 The third pretension is extremely lame.  The United States enters into a compact with Georgia that they will purchase certain lands, which belong to us, for Georgia, so soon at they can do it on peaceable and reasonable terms,  This promise was made on the part of the United States without knowing whether this nation would even consent to dispose of these lands on any terms whatever; and the Cherokees not being a party in the compact, their , title cannot be effected in the slightest degree. It appears astonishingly unreasonable, that all those hard expressions of denunciation which have been unsparingly lavished against our sacred rights and interests, by interested politicians, have arose from no other circumstance than our honest refusal to sell to the United States lands, for the fulfilment (sic) of their Compact with Georgia.  Although our views & conditions may be misrepresented-although we may be stigmatized with the appellation of "Na-bobs" and should be represented as ruling with an "Iron rod" and "grinding down into dust the wretched  and abject mass" of our citizens; and although we may be called avaricious for refusing to sell our lands, we should not be diverted from the path of rectitude.  In all our intercourse with our neighboring white brethren, we should endeavor to cultivate the utmost harmony and good understanding, by strictly observing the relations which we sustain to the United States.

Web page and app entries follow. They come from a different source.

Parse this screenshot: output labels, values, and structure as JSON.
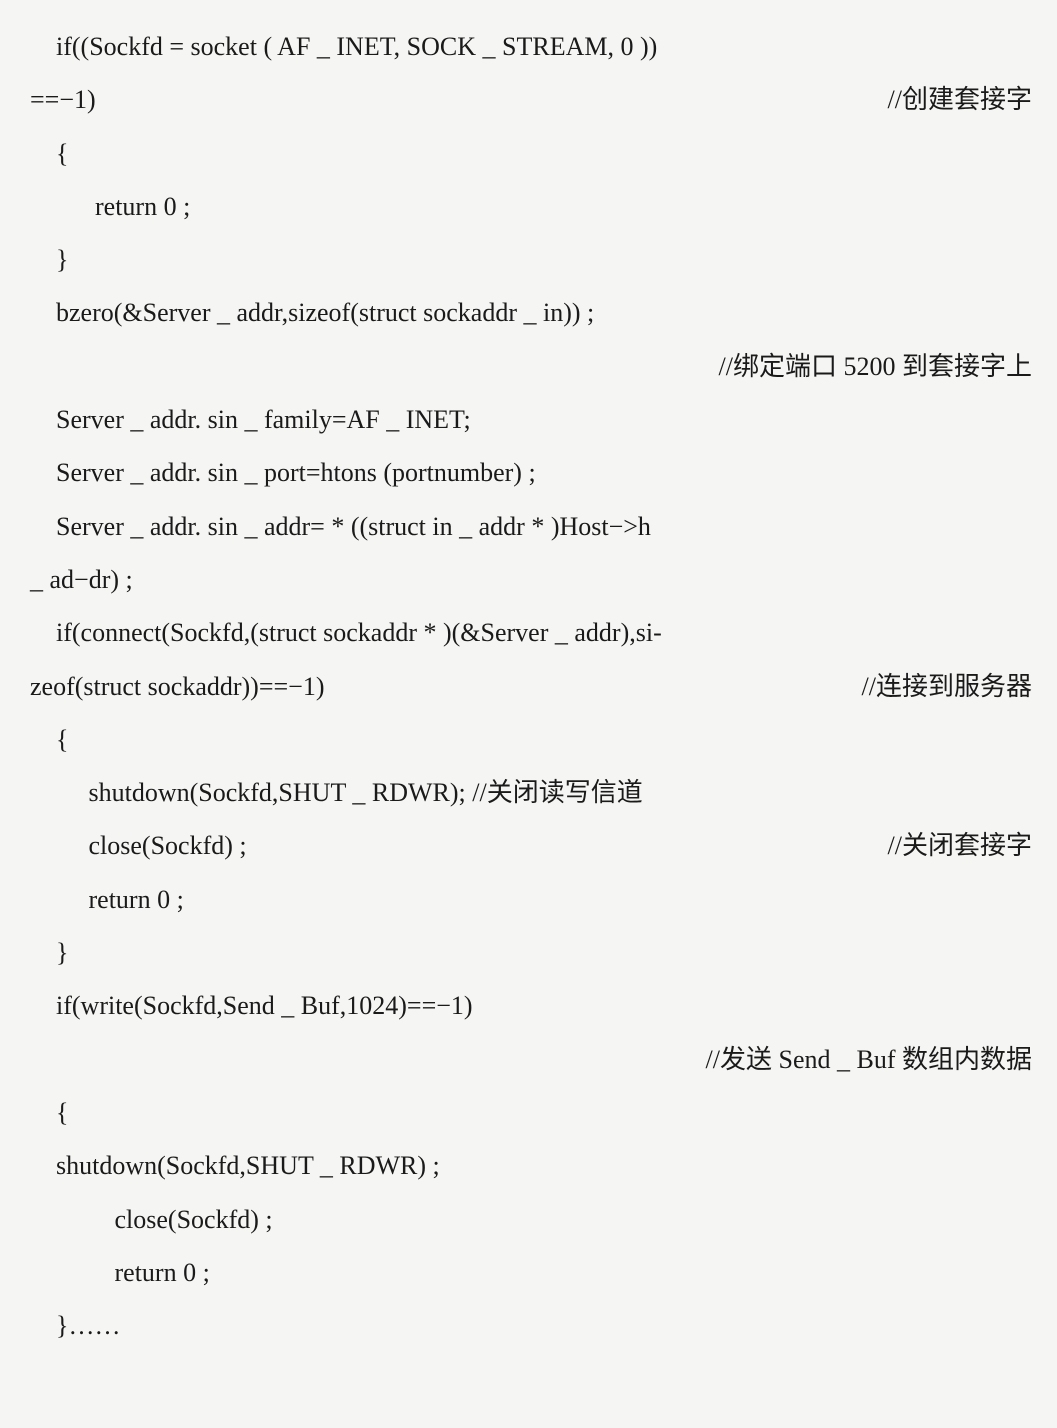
{
  "lines": [
    {
      "left": "    if((Sockfd = socket ( AF _ INET, SOCK _ STREAM, 0 ))",
      "right": "",
      "cls": ""
    },
    {
      "left": "==−1)",
      "right": "//创建套接字",
      "cls": ""
    },
    {
      "left": "    {",
      "right": "",
      "cls": ""
    },
    {
      "left": "          return 0 ;",
      "right": "",
      "cls": ""
    },
    {
      "left": "    }",
      "right": "",
      "cls": ""
    },
    {
      "left": "    bzero(&Server _ addr,sizeof(struct sockaddr _ in)) ;",
      "right": "",
      "cls": ""
    },
    {
      "left": "",
      "right": "//绑定端口 5200 到套接字上",
      "cls": ""
    },
    {
      "left": "    Server _ addr. sin _ family=AF _ INET;",
      "right": "",
      "cls": ""
    },
    {
      "left": "    Server _ addr. sin _ port=htons (portnumber) ;",
      "right": "",
      "cls": ""
    },
    {
      "left": "    Server _ addr. sin _ addr= * ((struct in _ addr * )Host−>h",
      "right": "",
      "cls": ""
    },
    {
      "left": "_ ad−dr) ;",
      "right": "",
      "cls": ""
    },
    {
      "left": "    if(connect(Sockfd,(struct sockaddr * )(&Server _ addr),si-",
      "right": "",
      "cls": ""
    },
    {
      "left": "zeof(struct sockaddr))==−1)",
      "right": "//连接到服务器",
      "cls": ""
    },
    {
      "left": "    {",
      "right": "",
      "cls": ""
    },
    {
      "left": "         shutdown(Sockfd,SHUT _ RDWR); //关闭读写信道",
      "right": "",
      "cls": ""
    },
    {
      "left": "         close(Sockfd) ;",
      "right": "//关闭套接字",
      "cls": ""
    },
    {
      "left": "         return 0 ;",
      "right": "",
      "cls": ""
    },
    {
      "left": "    }",
      "right": "",
      "cls": ""
    },
    {
      "left": "    if(write(Sockfd,Send _ Buf,1024)==−1)",
      "right": "",
      "cls": ""
    },
    {
      "left": "",
      "right": "//发送 Send _ Buf 数组内数据",
      "cls": ""
    },
    {
      "left": "    {",
      "right": "",
      "cls": ""
    },
    {
      "left": "    shutdown(Sockfd,SHUT _ RDWR) ;",
      "right": "",
      "cls": ""
    },
    {
      "left": "             close(Sockfd) ;",
      "right": "",
      "cls": ""
    },
    {
      "left": "             return 0 ;",
      "right": "",
      "cls": ""
    },
    {
      "left": "    }……",
      "right": "",
      "cls": ""
    }
  ]
}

 Owing to the various misrepresentations respecting us, we have been frequently called upon to make a treaty of cession; and under the hope of succeeding with us, a treaty has been entered into by the United States with that portion of the Cherokees who have absolved themselves from all connection with us, by removing west of the Mississippi and establishing themselves there as a distinct community, stipulating that all those Cherokees residing east of the Mississippi who will consent to emigrate west of that river, shall receive a bounty consisting of a rifle gun, a blanket, a steel trap, a brass kettle, and five pounds of Tobacco.  Such are the temptations offered to induce us to leave our friends, our relatives, our houses, our cultivated farms, our country, and every thing endeared to us by the progress of civilization-for what?  To tread the barren wilds and dreary waste on the confines of the Rocky Mountains, with those necessary accoutrements and appendages of the hunter on our backs, in pursuit of the Buffaloe (sic) and other wild animals.  With the view of carying (sic) this burlesque on our happiness into effect, the United States' agent for this Nation has been instructed by the Secretary of War, to visit us at our firesides, accompanied by James Rogers and Thomas Maw, two of the Cherokees residing west of the Mississippi, and who composed a part of the chiefs that negotiated the late Treaty.  This extraordinary movement has been made, though without any effect; and we are happy to state, that our citizens generally  have treated the Agent and his associates with civility, and have with great propriety restrained their indignant feelings from committing any violence on the persons of the two Arkansas chiefs, for the indignity offered by the design of their visit.  We would recommend you as the immediate representatives of the people, to submit a respectful memorial to the Congress of the United States, expressive of the true sentiments of the people respecting their situation, and praying that measures may be adopted on the part of the United States for the adjustment of their Compact with the state of Georgia, otherwise than to anticipate any further cession of land from this nation.
        JOHN ROSS.

 New Echota, C. N.  Oct. 13, 1828